Up, up, and online.
In the grand scheme of totally insane ideas from major tech companies right now, Google’s Project Loon actually falls somewhere in the middle. While Facebook is working on low altitude spaceplanes to deliver Internet to the unconnected masses, Google X’s Project Loon aims to create a “balloon-powered Internet” network, hovering right at the cusp of space, to cover the remote and rural areas that aren’t yet online. In an update on its moonshot undertaking, Google reveals that Project Loon has come quite far in just a year—especially for something so far out.
Project Loon is tweaking its predictive formulas to help situate these custom weather balloons in the right spot. Thanks to improved understanding of weather conditions and stratospheric winds, one balloon wound up within 1.5 kilometers of its target location after a 9,000 kilometer test flight.
The project is also focused on scaling up—blowing up massive, high-tech balloons takes a lot of time, after all: “It’s one thing for our balloons to last longer, but to build a ring of connectivity around the world we’ll also need to get more in the air.”
Thanks to new custom equipment, balloons with a volume comparable to 7,000 ordinary party balloons can now be filled in fewer than five minutes, making it possible to launch as many as 20 each day. Some of Project Loon’s other lessons have been a product of trial and error:
… We’ve learned a great deal about what it will take to bring the Internet to everyone, no matter where they are. For example, what footwear is it best for our manufacturing team to wear when they need to walk on the balloon envelopes? Turns out it’s very fluffy socks, the fluffier the better, to ensure the least amount of friction when building our balloons. This is just one of the hundreds of discoveries that has helped prevent leaks and refine our automated manufacturing process so that our balloons now last 10 times longer in the stratosphere than they did in 2013, with many lasting 100 days or more (our current record is 130 days!).”
Project Loon sounds crazy, but like every other initiative out of Google’s mad scientist lab, it’s meant to be a moonshot, not the slow, iterative progress we’ve come to expect in technological advances. It’s early in the race to connect the unconnected world, but our money is on Project Loon’s theoretical ring of smart balloons; something about Facebook’s concept of huge unmanned aerial vehicles is just, uh, too scary.

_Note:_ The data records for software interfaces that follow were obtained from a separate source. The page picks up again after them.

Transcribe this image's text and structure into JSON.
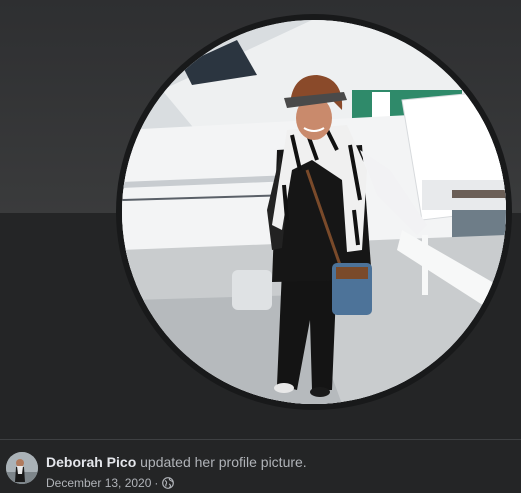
{
  "post": {
    "author_name": "Deborah Pico",
    "action_text": " updated her profile picture.",
    "date": "December 13, 2020",
    "separator": "·",
    "audience_icon": "globe-icon"
  },
  "photo": {
    "subject": "profile-picture"
  },
  "colors": {
    "background": "#242526",
    "cover_top": "#3a3b3c",
    "author_text": "#e4e6eb",
    "secondary_text": "#b0b3b8",
    "photo_border": "#18191a"
  }
}
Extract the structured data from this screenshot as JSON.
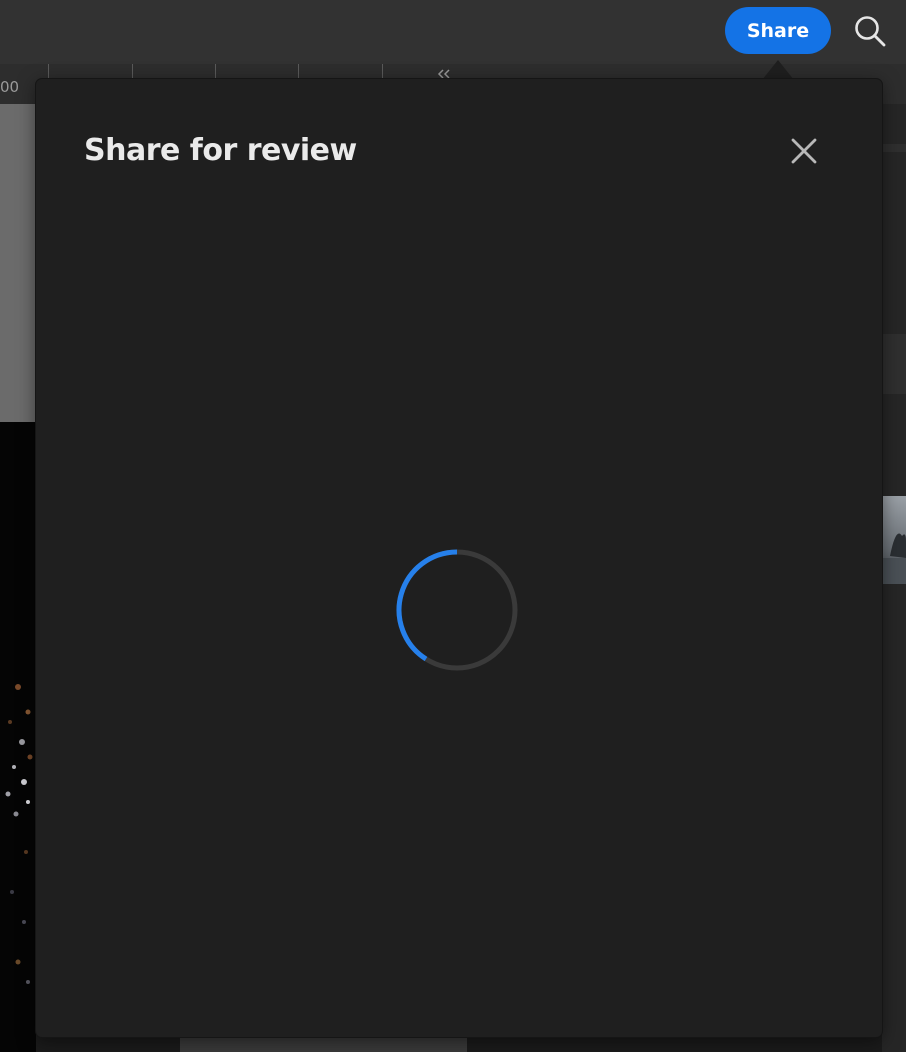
{
  "topbar": {
    "share_label": "Share",
    "icons": {
      "search": "search-icon"
    }
  },
  "ruler": {
    "label": "00",
    "collapse_icon": "double-chevron-left-icon"
  },
  "dialog": {
    "title": "Share for review",
    "close_icon": "close-icon",
    "loading_icon": "loading-spinner-icon"
  },
  "colors": {
    "accent": "#1473e6",
    "dialog_background": "#1f1f1f",
    "topbar_background": "#323232",
    "title_text": "#eaeaea",
    "spinner_track": "#3a3a3a",
    "spinner_active": "#2680eb"
  }
}
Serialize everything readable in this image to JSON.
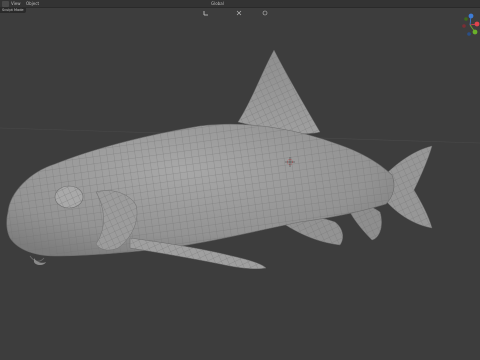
{
  "header": {
    "menus": [
      "View",
      "Object"
    ],
    "shading": "Global",
    "mode": "Sculpt Mode"
  },
  "colors": {
    "viewport_bg": "#3d3d3d",
    "header_bg": "#333333",
    "mesh_fill": "#9a9a9a",
    "wire": "#6f6f6f",
    "gizmo_x": "#e0444e",
    "gizmo_y": "#6ab12a",
    "gizmo_z": "#3d7cd6"
  },
  "icons": [
    "view3d-icon",
    "transform-orientation-icon",
    "snap-icon",
    "proportional-edit-icon",
    "navigation-gizmo-icon"
  ]
}
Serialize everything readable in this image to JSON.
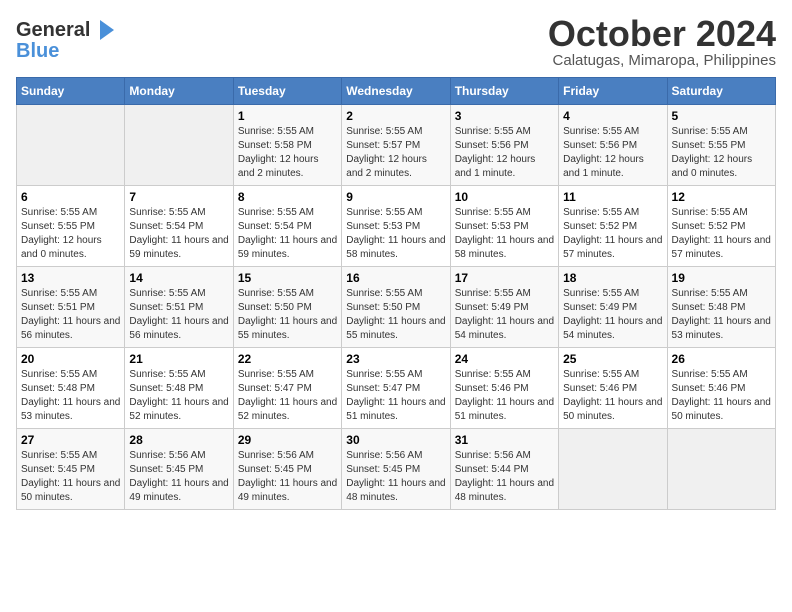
{
  "logo": {
    "line1": "General",
    "line2": "Blue",
    "icon": "▶"
  },
  "title": "October 2024",
  "subtitle": "Calatugas, Mimaropa, Philippines",
  "days_of_week": [
    "Sunday",
    "Monday",
    "Tuesday",
    "Wednesday",
    "Thursday",
    "Friday",
    "Saturday"
  ],
  "weeks": [
    [
      {
        "day": "",
        "sunrise": "",
        "sunset": "",
        "daylight": "",
        "empty": true
      },
      {
        "day": "",
        "sunrise": "",
        "sunset": "",
        "daylight": "",
        "empty": true
      },
      {
        "day": "1",
        "sunrise": "Sunrise: 5:55 AM",
        "sunset": "Sunset: 5:58 PM",
        "daylight": "Daylight: 12 hours and 2 minutes.",
        "empty": false
      },
      {
        "day": "2",
        "sunrise": "Sunrise: 5:55 AM",
        "sunset": "Sunset: 5:57 PM",
        "daylight": "Daylight: 12 hours and 2 minutes.",
        "empty": false
      },
      {
        "day": "3",
        "sunrise": "Sunrise: 5:55 AM",
        "sunset": "Sunset: 5:56 PM",
        "daylight": "Daylight: 12 hours and 1 minute.",
        "empty": false
      },
      {
        "day": "4",
        "sunrise": "Sunrise: 5:55 AM",
        "sunset": "Sunset: 5:56 PM",
        "daylight": "Daylight: 12 hours and 1 minute.",
        "empty": false
      },
      {
        "day": "5",
        "sunrise": "Sunrise: 5:55 AM",
        "sunset": "Sunset: 5:55 PM",
        "daylight": "Daylight: 12 hours and 0 minutes.",
        "empty": false
      }
    ],
    [
      {
        "day": "6",
        "sunrise": "Sunrise: 5:55 AM",
        "sunset": "Sunset: 5:55 PM",
        "daylight": "Daylight: 12 hours and 0 minutes.",
        "empty": false
      },
      {
        "day": "7",
        "sunrise": "Sunrise: 5:55 AM",
        "sunset": "Sunset: 5:54 PM",
        "daylight": "Daylight: 11 hours and 59 minutes.",
        "empty": false
      },
      {
        "day": "8",
        "sunrise": "Sunrise: 5:55 AM",
        "sunset": "Sunset: 5:54 PM",
        "daylight": "Daylight: 11 hours and 59 minutes.",
        "empty": false
      },
      {
        "day": "9",
        "sunrise": "Sunrise: 5:55 AM",
        "sunset": "Sunset: 5:53 PM",
        "daylight": "Daylight: 11 hours and 58 minutes.",
        "empty": false
      },
      {
        "day": "10",
        "sunrise": "Sunrise: 5:55 AM",
        "sunset": "Sunset: 5:53 PM",
        "daylight": "Daylight: 11 hours and 58 minutes.",
        "empty": false
      },
      {
        "day": "11",
        "sunrise": "Sunrise: 5:55 AM",
        "sunset": "Sunset: 5:52 PM",
        "daylight": "Daylight: 11 hours and 57 minutes.",
        "empty": false
      },
      {
        "day": "12",
        "sunrise": "Sunrise: 5:55 AM",
        "sunset": "Sunset: 5:52 PM",
        "daylight": "Daylight: 11 hours and 57 minutes.",
        "empty": false
      }
    ],
    [
      {
        "day": "13",
        "sunrise": "Sunrise: 5:55 AM",
        "sunset": "Sunset: 5:51 PM",
        "daylight": "Daylight: 11 hours and 56 minutes.",
        "empty": false
      },
      {
        "day": "14",
        "sunrise": "Sunrise: 5:55 AM",
        "sunset": "Sunset: 5:51 PM",
        "daylight": "Daylight: 11 hours and 56 minutes.",
        "empty": false
      },
      {
        "day": "15",
        "sunrise": "Sunrise: 5:55 AM",
        "sunset": "Sunset: 5:50 PM",
        "daylight": "Daylight: 11 hours and 55 minutes.",
        "empty": false
      },
      {
        "day": "16",
        "sunrise": "Sunrise: 5:55 AM",
        "sunset": "Sunset: 5:50 PM",
        "daylight": "Daylight: 11 hours and 55 minutes.",
        "empty": false
      },
      {
        "day": "17",
        "sunrise": "Sunrise: 5:55 AM",
        "sunset": "Sunset: 5:49 PM",
        "daylight": "Daylight: 11 hours and 54 minutes.",
        "empty": false
      },
      {
        "day": "18",
        "sunrise": "Sunrise: 5:55 AM",
        "sunset": "Sunset: 5:49 PM",
        "daylight": "Daylight: 11 hours and 54 minutes.",
        "empty": false
      },
      {
        "day": "19",
        "sunrise": "Sunrise: 5:55 AM",
        "sunset": "Sunset: 5:48 PM",
        "daylight": "Daylight: 11 hours and 53 minutes.",
        "empty": false
      }
    ],
    [
      {
        "day": "20",
        "sunrise": "Sunrise: 5:55 AM",
        "sunset": "Sunset: 5:48 PM",
        "daylight": "Daylight: 11 hours and 53 minutes.",
        "empty": false
      },
      {
        "day": "21",
        "sunrise": "Sunrise: 5:55 AM",
        "sunset": "Sunset: 5:48 PM",
        "daylight": "Daylight: 11 hours and 52 minutes.",
        "empty": false
      },
      {
        "day": "22",
        "sunrise": "Sunrise: 5:55 AM",
        "sunset": "Sunset: 5:47 PM",
        "daylight": "Daylight: 11 hours and 52 minutes.",
        "empty": false
      },
      {
        "day": "23",
        "sunrise": "Sunrise: 5:55 AM",
        "sunset": "Sunset: 5:47 PM",
        "daylight": "Daylight: 11 hours and 51 minutes.",
        "empty": false
      },
      {
        "day": "24",
        "sunrise": "Sunrise: 5:55 AM",
        "sunset": "Sunset: 5:46 PM",
        "daylight": "Daylight: 11 hours and 51 minutes.",
        "empty": false
      },
      {
        "day": "25",
        "sunrise": "Sunrise: 5:55 AM",
        "sunset": "Sunset: 5:46 PM",
        "daylight": "Daylight: 11 hours and 50 minutes.",
        "empty": false
      },
      {
        "day": "26",
        "sunrise": "Sunrise: 5:55 AM",
        "sunset": "Sunset: 5:46 PM",
        "daylight": "Daylight: 11 hours and 50 minutes.",
        "empty": false
      }
    ],
    [
      {
        "day": "27",
        "sunrise": "Sunrise: 5:55 AM",
        "sunset": "Sunset: 5:45 PM",
        "daylight": "Daylight: 11 hours and 50 minutes.",
        "empty": false
      },
      {
        "day": "28",
        "sunrise": "Sunrise: 5:56 AM",
        "sunset": "Sunset: 5:45 PM",
        "daylight": "Daylight: 11 hours and 49 minutes.",
        "empty": false
      },
      {
        "day": "29",
        "sunrise": "Sunrise: 5:56 AM",
        "sunset": "Sunset: 5:45 PM",
        "daylight": "Daylight: 11 hours and 49 minutes.",
        "empty": false
      },
      {
        "day": "30",
        "sunrise": "Sunrise: 5:56 AM",
        "sunset": "Sunset: 5:45 PM",
        "daylight": "Daylight: 11 hours and 48 minutes.",
        "empty": false
      },
      {
        "day": "31",
        "sunrise": "Sunrise: 5:56 AM",
        "sunset": "Sunset: 5:44 PM",
        "daylight": "Daylight: 11 hours and 48 minutes.",
        "empty": false
      },
      {
        "day": "",
        "sunrise": "",
        "sunset": "",
        "daylight": "",
        "empty": true
      },
      {
        "day": "",
        "sunrise": "",
        "sunset": "",
        "daylight": "",
        "empty": true
      }
    ]
  ]
}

Image via Project Loon
Taylor Hatmaker has reported on the tech industry for nearly a decade, covering privacy and government. Most recently, she was the Debug editor of the Daily Dot. Prior to that, she was a staff writer and deputy editor at ReadWrite, a tech and business reporter for Yahoo News, and the senior editor of Tecca. Her editorial interests include censorship, digital activism, LGBTQ issues, and futurist consumer tech.